**PROVIDED INFORMATION**
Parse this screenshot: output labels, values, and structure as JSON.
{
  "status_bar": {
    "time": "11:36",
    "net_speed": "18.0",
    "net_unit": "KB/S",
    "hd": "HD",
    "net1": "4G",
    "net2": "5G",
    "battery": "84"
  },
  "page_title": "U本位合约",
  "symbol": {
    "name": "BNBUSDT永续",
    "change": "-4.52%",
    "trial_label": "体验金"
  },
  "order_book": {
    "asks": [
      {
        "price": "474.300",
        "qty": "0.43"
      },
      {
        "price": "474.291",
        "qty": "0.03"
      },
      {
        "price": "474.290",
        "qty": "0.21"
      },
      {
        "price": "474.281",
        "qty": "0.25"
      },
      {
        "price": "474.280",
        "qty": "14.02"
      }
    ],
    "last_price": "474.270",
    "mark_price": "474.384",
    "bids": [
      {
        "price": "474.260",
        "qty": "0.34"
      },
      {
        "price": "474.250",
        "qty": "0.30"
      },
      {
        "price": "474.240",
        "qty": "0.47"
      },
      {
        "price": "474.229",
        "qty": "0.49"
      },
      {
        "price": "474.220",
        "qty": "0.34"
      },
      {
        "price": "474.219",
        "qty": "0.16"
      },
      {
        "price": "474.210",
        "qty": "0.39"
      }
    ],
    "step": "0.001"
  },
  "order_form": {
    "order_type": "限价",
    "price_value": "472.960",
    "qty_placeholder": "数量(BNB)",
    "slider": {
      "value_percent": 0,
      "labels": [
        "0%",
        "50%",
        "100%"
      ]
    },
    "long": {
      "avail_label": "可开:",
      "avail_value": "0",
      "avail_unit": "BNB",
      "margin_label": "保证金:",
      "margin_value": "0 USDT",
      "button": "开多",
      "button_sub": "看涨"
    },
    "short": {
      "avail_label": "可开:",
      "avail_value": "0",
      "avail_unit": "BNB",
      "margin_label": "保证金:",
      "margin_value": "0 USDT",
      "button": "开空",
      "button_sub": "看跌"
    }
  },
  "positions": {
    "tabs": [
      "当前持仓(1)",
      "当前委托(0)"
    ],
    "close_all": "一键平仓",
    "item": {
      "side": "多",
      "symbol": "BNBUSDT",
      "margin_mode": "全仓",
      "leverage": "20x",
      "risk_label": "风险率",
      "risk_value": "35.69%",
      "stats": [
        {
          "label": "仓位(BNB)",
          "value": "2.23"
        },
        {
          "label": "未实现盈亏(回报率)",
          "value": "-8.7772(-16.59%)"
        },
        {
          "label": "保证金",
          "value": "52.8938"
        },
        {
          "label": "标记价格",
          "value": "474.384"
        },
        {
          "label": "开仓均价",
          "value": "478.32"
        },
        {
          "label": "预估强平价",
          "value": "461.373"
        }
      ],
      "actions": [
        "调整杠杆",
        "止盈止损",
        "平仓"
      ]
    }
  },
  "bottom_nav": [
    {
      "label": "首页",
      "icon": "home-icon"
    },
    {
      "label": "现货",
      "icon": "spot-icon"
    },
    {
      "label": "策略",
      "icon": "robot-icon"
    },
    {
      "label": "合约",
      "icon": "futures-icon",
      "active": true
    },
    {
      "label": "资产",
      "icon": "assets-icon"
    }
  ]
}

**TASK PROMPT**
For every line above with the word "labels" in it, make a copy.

**WRITTEN SOLUTION**
Parse this screenshot: output labels, values, and structure as JSON.
      "labels": [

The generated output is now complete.